In reality, the best an individual can do is to examine as much of the data available on any subject and come to some kind of conclusion (Belief) concerning it. That mine is very contradictory to the above writer’s conclusions proves nothing. It appears that this problem of “beliefs” on any subject is a black hole that cannot be resolved. If a person is conscientious about such stuff and keeps an open mind to new information that can be considered reliable, we can hope that we are at least somewhat in alignment with the reality of the situation. However, it appears to me that we can never be absolutely sure of that. I honestly try and keep in a mental space where I can change those “beliefs” with sufficient evidence to the contrary. LOL But we all know that 9-11 was an inside job.
As a side note, I find it very interesting that large amounts of the elites are assembling in and around Denver Colorado, where the huge underground city (documented) has been built. Does this have anything to do with space events that have been posited that promise to be detrimental to life on earth? I guess if that huge solar flare heading for earth actually happens and fries most everything on the surface, all we can really do is put up the lawn chairs and enjoy the light show as it comes at us.
This brings up my last comment for this post. One of the common assumptions is that the elites are people who, at its most basic level, are pretty much just like us. You know, the putting their pants on one leg at a time kind of thing. While their value systems we take issue with, they are not necessarily more intelligent than we are but, obviously more clever at making money and exercising power. I’m beginning to question that assumption for these reasons. Outside of the newly rich, the power families of this world are very closed, in some cases inbred and their children are raised having just about every advantage this world has to offer in education and health care. Would this lead to a dynasty in these families of overall superior intelligence and abilities? Notable exceptions do appear, like our last president, either that or he was immensely clever at disguising his superiority and appear as just another dumb Billy Bob. With smart breeding and culling of the less desirable traits, humans can do the same thing as we do with domesticated animals, breed for the desirable traits. Now there obviously is not data on this kind of speculation, but I do wonder about it. If it is true, us other mere mortals are so doomed. In which case I just can hope that when the elites emerge from their underground cities that there is enough of a wasteland left that they all commit suicide from depression. Sigh.

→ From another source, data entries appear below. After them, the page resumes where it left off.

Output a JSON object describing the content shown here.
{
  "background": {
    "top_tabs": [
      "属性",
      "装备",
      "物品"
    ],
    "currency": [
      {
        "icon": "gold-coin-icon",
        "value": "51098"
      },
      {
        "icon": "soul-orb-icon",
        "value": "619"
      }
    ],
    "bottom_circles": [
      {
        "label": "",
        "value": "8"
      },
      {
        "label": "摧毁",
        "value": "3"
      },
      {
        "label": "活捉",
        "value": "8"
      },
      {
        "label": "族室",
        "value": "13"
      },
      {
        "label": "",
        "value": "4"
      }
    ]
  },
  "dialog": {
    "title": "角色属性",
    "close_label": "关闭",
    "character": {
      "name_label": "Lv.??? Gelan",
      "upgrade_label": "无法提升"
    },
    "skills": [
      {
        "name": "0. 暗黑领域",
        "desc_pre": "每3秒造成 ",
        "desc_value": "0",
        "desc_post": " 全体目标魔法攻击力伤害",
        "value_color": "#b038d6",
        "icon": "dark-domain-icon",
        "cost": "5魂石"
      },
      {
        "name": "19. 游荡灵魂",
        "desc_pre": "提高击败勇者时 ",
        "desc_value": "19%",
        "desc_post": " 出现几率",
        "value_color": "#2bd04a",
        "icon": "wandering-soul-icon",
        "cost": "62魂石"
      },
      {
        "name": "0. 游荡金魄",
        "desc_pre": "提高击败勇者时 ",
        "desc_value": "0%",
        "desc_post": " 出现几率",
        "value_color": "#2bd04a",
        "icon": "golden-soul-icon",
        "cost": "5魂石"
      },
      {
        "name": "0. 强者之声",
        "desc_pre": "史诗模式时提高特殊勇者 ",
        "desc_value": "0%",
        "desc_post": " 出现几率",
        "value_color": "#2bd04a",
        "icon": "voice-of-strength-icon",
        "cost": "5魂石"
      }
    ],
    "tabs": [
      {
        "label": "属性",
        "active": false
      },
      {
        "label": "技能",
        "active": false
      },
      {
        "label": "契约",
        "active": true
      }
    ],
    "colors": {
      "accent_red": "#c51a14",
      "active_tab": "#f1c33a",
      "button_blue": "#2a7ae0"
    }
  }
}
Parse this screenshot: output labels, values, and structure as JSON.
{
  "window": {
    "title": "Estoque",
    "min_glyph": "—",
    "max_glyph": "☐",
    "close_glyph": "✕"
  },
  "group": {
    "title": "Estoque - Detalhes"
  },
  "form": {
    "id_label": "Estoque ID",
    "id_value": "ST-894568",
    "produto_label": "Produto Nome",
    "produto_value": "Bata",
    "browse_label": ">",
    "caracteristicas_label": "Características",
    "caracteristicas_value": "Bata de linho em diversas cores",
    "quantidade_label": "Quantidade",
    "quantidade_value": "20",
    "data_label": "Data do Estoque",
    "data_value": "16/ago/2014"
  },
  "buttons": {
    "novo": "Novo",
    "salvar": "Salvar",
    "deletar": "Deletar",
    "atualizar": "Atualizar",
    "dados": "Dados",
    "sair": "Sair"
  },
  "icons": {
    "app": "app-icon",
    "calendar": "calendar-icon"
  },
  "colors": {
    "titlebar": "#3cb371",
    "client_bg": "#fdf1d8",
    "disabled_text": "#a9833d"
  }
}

I can't believe these feathered dinosaurs. They actually threatened me with a moratorium on eggs if I didn't hurry up and get the grain out!